According to a new study, Britons skip 64 million workdays in a year because of allergies.
The findings have revealed that people in cities suffer most with allergic reactions, suggesting higher levels of pollution and toxins and less chance to build up immunities. Researchers have observed that many people do not bother to treat their allergies constantly.
For example those who suffer every summer, forget to renew their prescriptions until they are affected, rather than do it as prevention.
The study by website TheChemist.co.uk has revealed that 16 per cent of adults in London have missed five days or more of work in the past year because of their allergies.
The research, which surveyed 1,000 adults, revealed that across Britain, one in five workers has taken time off for some allergy, the equivalent of 245,000 on any single working day.
It was found that, men were more prone than women to react to an allergy, taking an average of 2.43 days a year off sick compared to just 0.85 days a year for the average female.
Nearly one in five of all men has missed five days a year or more in a single year, compared to a mere four per cent of women.
"Allergies are seen by many people as minor ailments, especially those who don't suffer from them," the Telegraph quoted Mike Rudin, managing director of TheChemist.co.uk, as saying.

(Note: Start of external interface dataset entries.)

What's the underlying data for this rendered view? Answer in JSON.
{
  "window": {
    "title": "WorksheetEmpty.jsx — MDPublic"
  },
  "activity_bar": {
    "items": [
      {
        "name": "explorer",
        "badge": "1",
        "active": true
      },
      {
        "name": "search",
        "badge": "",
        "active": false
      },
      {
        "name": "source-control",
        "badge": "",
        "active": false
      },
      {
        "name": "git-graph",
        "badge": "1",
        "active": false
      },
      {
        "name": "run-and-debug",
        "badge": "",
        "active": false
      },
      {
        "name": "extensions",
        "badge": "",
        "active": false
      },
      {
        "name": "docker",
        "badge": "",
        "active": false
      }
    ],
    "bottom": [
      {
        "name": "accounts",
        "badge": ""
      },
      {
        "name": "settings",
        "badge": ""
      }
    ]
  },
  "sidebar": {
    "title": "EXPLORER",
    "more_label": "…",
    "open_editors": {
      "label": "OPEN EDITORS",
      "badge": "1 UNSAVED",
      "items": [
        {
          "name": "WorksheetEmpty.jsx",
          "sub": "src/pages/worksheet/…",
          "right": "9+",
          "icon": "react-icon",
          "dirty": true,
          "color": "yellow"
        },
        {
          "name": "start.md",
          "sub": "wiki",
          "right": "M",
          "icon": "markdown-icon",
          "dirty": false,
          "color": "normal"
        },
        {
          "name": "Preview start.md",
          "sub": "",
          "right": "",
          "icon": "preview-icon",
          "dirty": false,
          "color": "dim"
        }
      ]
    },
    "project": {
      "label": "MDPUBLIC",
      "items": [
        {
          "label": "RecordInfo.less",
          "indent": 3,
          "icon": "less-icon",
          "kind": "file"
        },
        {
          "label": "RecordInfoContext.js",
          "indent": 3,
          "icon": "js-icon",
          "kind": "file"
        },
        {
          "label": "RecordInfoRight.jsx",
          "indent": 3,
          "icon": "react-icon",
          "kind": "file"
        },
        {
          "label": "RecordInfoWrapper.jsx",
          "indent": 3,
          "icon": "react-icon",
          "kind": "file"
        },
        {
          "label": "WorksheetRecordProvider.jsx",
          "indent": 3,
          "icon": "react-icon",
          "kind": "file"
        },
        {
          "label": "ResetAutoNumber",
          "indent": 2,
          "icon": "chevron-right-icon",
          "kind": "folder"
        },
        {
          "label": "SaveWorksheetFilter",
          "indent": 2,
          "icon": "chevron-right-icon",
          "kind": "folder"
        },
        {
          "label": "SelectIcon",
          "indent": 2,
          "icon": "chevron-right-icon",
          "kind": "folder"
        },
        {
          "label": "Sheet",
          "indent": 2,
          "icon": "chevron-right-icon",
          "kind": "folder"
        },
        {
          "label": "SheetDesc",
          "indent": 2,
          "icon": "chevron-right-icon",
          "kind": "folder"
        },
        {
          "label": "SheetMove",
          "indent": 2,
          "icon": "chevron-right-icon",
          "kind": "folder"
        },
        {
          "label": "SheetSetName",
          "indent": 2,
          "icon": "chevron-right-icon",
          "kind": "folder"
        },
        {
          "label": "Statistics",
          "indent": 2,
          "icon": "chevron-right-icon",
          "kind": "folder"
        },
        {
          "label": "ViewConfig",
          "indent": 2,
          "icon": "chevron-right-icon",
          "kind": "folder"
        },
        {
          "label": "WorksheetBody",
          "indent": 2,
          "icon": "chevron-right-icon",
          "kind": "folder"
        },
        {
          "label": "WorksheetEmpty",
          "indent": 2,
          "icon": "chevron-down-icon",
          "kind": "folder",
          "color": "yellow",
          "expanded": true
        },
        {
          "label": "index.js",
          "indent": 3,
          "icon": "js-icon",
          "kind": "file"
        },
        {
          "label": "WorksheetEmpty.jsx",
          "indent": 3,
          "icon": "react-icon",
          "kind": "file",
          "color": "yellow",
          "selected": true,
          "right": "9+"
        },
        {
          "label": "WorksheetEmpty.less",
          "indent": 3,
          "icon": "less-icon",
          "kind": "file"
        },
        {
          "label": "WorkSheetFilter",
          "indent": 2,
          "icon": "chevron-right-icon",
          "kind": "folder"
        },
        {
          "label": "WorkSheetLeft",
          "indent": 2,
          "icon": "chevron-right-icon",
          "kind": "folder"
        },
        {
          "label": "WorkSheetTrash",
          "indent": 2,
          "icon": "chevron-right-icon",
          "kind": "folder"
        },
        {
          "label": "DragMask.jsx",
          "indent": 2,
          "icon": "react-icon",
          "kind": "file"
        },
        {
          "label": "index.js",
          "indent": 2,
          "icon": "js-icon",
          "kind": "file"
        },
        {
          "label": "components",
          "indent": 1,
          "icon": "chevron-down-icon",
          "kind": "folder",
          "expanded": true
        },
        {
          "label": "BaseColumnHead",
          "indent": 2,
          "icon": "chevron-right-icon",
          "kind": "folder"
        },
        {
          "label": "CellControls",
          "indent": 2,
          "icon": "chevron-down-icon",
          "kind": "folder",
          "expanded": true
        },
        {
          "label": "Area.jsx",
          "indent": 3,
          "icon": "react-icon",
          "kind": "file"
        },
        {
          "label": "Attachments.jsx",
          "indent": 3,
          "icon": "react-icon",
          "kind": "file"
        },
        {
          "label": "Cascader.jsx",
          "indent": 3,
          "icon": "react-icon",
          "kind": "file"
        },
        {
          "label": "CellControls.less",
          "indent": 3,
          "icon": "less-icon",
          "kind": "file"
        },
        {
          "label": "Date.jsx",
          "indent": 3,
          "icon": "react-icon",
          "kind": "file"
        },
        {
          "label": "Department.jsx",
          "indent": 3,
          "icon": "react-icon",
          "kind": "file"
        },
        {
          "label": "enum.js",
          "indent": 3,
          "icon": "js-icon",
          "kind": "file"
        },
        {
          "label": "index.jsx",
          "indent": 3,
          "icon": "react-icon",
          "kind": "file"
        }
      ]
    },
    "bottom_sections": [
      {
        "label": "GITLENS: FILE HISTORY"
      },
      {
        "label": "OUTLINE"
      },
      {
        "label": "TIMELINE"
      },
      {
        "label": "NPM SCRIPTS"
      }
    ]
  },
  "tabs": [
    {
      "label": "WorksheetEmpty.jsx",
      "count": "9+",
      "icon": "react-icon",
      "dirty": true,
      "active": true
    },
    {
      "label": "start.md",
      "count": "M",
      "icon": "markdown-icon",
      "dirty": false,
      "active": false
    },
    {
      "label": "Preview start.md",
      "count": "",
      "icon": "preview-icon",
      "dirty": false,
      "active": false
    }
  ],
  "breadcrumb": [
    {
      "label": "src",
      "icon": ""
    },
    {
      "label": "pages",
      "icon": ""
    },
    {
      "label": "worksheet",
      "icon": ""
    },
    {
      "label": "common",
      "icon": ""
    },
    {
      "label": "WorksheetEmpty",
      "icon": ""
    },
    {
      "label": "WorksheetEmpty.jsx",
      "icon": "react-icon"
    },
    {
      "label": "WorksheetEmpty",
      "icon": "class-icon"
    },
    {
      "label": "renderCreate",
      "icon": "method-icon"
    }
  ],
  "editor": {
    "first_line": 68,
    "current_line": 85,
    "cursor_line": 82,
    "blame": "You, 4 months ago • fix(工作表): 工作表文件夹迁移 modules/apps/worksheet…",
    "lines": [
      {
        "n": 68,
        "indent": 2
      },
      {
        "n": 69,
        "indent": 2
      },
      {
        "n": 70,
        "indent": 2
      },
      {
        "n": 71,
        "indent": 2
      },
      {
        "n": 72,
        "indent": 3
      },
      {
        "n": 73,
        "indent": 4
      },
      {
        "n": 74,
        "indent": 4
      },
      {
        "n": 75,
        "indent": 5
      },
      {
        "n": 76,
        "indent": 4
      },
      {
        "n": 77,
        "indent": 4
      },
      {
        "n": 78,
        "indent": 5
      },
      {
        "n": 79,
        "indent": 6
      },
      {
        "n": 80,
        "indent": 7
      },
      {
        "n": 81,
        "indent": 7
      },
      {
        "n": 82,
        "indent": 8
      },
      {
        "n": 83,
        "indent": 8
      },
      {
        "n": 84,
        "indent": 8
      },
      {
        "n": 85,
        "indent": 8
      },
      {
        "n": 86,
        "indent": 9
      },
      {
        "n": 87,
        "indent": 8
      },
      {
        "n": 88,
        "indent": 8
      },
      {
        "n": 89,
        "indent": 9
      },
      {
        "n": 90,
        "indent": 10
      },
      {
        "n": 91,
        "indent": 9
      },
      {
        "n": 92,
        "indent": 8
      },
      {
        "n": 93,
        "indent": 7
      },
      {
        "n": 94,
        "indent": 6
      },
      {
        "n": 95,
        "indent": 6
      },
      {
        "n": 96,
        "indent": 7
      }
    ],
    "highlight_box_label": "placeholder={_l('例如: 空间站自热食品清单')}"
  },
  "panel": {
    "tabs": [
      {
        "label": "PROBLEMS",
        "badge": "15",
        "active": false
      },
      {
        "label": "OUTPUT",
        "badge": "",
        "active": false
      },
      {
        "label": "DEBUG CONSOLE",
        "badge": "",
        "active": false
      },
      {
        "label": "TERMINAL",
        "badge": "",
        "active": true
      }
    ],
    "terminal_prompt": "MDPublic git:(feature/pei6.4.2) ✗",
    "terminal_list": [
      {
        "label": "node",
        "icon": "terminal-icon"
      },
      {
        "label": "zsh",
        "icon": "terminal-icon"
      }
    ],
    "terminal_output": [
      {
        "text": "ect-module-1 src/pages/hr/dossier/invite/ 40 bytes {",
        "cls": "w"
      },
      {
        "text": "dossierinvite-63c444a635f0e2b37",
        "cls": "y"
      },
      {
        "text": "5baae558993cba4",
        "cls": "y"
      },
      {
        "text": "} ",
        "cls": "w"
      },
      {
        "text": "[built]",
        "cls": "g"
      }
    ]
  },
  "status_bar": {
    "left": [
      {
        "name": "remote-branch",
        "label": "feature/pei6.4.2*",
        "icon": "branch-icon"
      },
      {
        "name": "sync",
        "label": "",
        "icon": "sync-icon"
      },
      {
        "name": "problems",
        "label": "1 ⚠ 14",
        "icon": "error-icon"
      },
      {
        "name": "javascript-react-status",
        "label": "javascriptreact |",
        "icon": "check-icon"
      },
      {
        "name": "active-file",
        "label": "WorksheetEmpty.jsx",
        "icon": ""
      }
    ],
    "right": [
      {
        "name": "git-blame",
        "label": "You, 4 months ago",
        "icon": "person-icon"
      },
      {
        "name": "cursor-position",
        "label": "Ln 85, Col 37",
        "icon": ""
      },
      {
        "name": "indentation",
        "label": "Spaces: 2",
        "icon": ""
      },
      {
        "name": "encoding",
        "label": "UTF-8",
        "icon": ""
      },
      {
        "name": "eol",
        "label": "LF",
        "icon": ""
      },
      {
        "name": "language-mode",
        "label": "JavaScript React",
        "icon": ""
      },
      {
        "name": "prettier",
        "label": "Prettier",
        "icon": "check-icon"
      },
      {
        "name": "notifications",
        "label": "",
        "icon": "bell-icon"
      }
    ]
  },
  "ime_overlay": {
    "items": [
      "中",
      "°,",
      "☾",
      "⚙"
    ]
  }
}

"They can be very debilitating for sufferers, and our research shows just how much this can affect people's working lives, and therefore the economy," he said.
He added: "People lead very busy lives nowadays which often cause them to neglect the treatment of their allergies, despite the fact that they might need the same medication every year."
Percentage of adults who have taken more than five days off work in the past 12 months because of allergies:
London 16.6 per cent
West Midlands 9.6
North West 5.5
South West 5.4
East Midlands 5.0
South East 4.6
East Anglia 3.8
North East 2.9
Northern Ireland 2.4